One of the biggest decisions to make before putting a contract on a home is how to finance the purchase. How much money do I have to have and when do I have to have it? How much are the closing costs and will the Seller help out with these? Should I go FHA, VA, Conventional, or USDA? Fixed rate or adjustable rate? What do I have to get together for my loan application? There are 10,000 lenders competing for your mortgage business. The days of simply walking into the community bank and negotiating with the loan department manager are over. Today, you can apply for a loan over the Internet or even use a mortgage broker to shop for your loan with hundreds of lenders. When choosing a lender, you want to avoid apples to oranges contrasts by comparing fixed rates to fixed rates, not fixed to ARM’s. What appears to be a great interest rate can be skewed by higher loan fees and closing costs…compare APR’s. Again, ask the lender to provide a Good Faith Estimate and Truth-in-Lending Disclosure Statement as this will answer a lot of questions up front. Need some help or advice on what to do once you have it…again, I am just a phone call away!!!

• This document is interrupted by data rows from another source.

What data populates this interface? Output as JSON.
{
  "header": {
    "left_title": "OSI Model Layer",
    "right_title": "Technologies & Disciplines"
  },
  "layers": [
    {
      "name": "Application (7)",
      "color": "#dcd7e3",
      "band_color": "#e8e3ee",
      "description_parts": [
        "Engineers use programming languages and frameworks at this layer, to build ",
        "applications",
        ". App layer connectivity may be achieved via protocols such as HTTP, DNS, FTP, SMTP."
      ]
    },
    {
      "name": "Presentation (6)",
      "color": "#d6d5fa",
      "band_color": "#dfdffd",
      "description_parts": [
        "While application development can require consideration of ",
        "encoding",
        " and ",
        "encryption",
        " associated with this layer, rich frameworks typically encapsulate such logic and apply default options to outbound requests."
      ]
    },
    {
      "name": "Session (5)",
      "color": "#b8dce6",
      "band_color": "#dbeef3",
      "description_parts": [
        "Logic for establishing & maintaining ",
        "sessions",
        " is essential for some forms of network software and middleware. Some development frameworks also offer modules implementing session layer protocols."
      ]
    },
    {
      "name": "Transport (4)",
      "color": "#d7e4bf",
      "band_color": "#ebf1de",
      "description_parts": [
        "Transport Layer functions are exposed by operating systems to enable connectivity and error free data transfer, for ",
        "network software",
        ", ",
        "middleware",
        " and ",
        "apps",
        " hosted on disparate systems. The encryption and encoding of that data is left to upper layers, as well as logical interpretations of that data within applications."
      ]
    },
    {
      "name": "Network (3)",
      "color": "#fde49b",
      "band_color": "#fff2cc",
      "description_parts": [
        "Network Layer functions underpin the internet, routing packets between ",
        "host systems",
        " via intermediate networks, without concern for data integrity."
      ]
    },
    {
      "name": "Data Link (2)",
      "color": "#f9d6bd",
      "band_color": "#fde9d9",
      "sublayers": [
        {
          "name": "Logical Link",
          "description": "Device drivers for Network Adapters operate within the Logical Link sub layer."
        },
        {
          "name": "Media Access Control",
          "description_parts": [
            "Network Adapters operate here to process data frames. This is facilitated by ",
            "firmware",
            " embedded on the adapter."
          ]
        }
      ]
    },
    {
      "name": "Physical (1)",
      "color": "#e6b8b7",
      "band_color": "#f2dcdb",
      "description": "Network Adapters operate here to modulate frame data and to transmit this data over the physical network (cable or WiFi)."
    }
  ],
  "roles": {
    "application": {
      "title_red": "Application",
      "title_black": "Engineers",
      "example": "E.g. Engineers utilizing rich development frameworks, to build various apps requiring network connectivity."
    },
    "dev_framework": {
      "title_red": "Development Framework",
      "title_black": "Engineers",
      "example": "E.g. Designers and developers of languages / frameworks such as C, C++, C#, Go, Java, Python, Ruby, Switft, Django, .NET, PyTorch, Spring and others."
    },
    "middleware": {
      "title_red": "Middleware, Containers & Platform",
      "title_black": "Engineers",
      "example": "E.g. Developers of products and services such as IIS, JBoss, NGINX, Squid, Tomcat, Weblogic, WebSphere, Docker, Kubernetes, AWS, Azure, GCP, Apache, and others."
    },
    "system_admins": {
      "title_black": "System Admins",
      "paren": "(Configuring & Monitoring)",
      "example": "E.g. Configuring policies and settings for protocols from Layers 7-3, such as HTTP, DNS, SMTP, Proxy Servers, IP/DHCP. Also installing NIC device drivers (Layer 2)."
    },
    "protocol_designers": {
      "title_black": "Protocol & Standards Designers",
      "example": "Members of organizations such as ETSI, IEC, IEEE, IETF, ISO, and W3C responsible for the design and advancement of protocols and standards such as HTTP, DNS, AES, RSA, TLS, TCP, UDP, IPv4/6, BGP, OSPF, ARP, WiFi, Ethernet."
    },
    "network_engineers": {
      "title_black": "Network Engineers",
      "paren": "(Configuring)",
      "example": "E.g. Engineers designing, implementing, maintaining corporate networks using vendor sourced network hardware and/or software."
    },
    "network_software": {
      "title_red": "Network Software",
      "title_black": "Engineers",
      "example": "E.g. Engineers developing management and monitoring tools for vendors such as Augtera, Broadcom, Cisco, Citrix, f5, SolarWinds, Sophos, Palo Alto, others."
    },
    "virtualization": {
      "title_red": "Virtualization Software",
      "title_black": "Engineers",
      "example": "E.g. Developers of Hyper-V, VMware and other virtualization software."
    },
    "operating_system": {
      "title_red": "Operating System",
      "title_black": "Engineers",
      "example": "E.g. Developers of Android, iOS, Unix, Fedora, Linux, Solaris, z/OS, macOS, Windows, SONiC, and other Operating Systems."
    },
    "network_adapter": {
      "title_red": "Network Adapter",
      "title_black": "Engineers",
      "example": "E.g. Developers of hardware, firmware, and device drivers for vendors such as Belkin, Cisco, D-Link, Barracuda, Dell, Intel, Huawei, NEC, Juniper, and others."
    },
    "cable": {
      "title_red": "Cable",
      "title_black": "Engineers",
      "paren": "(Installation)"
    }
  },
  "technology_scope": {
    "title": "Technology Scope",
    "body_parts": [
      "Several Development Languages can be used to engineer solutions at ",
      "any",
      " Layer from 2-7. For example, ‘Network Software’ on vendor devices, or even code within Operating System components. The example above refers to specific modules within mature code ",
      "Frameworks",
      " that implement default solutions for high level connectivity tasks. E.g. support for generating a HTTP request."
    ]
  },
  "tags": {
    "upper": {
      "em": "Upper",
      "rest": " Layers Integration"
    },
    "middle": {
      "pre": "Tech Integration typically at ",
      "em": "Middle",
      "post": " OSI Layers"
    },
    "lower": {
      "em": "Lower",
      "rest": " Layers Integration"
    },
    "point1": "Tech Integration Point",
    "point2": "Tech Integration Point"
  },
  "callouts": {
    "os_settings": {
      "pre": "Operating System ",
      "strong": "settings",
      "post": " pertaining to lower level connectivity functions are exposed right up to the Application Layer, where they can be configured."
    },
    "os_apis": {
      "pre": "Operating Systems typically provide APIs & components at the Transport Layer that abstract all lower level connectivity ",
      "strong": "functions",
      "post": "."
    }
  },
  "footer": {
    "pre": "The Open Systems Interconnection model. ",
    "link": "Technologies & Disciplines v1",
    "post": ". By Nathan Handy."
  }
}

Tip #9: Get A Quality Home Inspection

Although it is hard to believe, more people pay for inspections before buying used cars than when making the biggest investment of their lives – their homes. Paying for a qualified home inspection before you buy a home isn’t just spending “a little extra” for peace of mind; it’s absolutely essential for anyone who doesn’t want to spend thousands of dollars for repairs later. Ask me for a list of qualified inspectors. Most purchase contracts allow for an option period so that an inspection can be performed, which usually involves a small fee, to allow you time to determine just what you are potentially purchasing. If there is well or septic system involved, even more reason to have an inspection. It is also crucial when purchasing a Bank-owned foreclosure, HUD-owned property, or a home that has been previously leased-out as many of these properties are not required by law to provide Seller’s Disclosure Statements to forewarn you as to the condition of a home. My motto…”FOR YOUR PROTECTION…ALWAYS GET A HOME INSPECTION!!!”

Tip#10: Peace Of Mind: Home Protection Plans

To protect both you as a buyer, as well as the seller, it is a good idea to purchase or negotiate a home protection plan or what is commonly called a “residential service contract”.  What exactly is it? A home warranty, or home protection plan, is a service contract, normally for one year, which protects homeowners against the cost of unexpected repairs or replacement of their major systems and appliances that break down due to normal wear and tear. It can also cover swimming pools, wells, and septic systems as well. A negotiable contract between the buyers and sellers which does not overlap or replace homeowner’s insurance policy, this type of warranty can save the new homeowner lots of headaches, as well as put seller’s fears to rest. The warranty covers mechanical breakdowns, while insurance typically repairs the related damage. For example: if a hot water heater burst and destroyed a wall in your home, the warranty would repair the water heater and your insurance would pay to fix the wall. This is usually negotiated “up front” in your offer to purchase a home and I always recommend it!!! There are also many companies to obtain this type of warranty with. Ask me for a recommendation!!!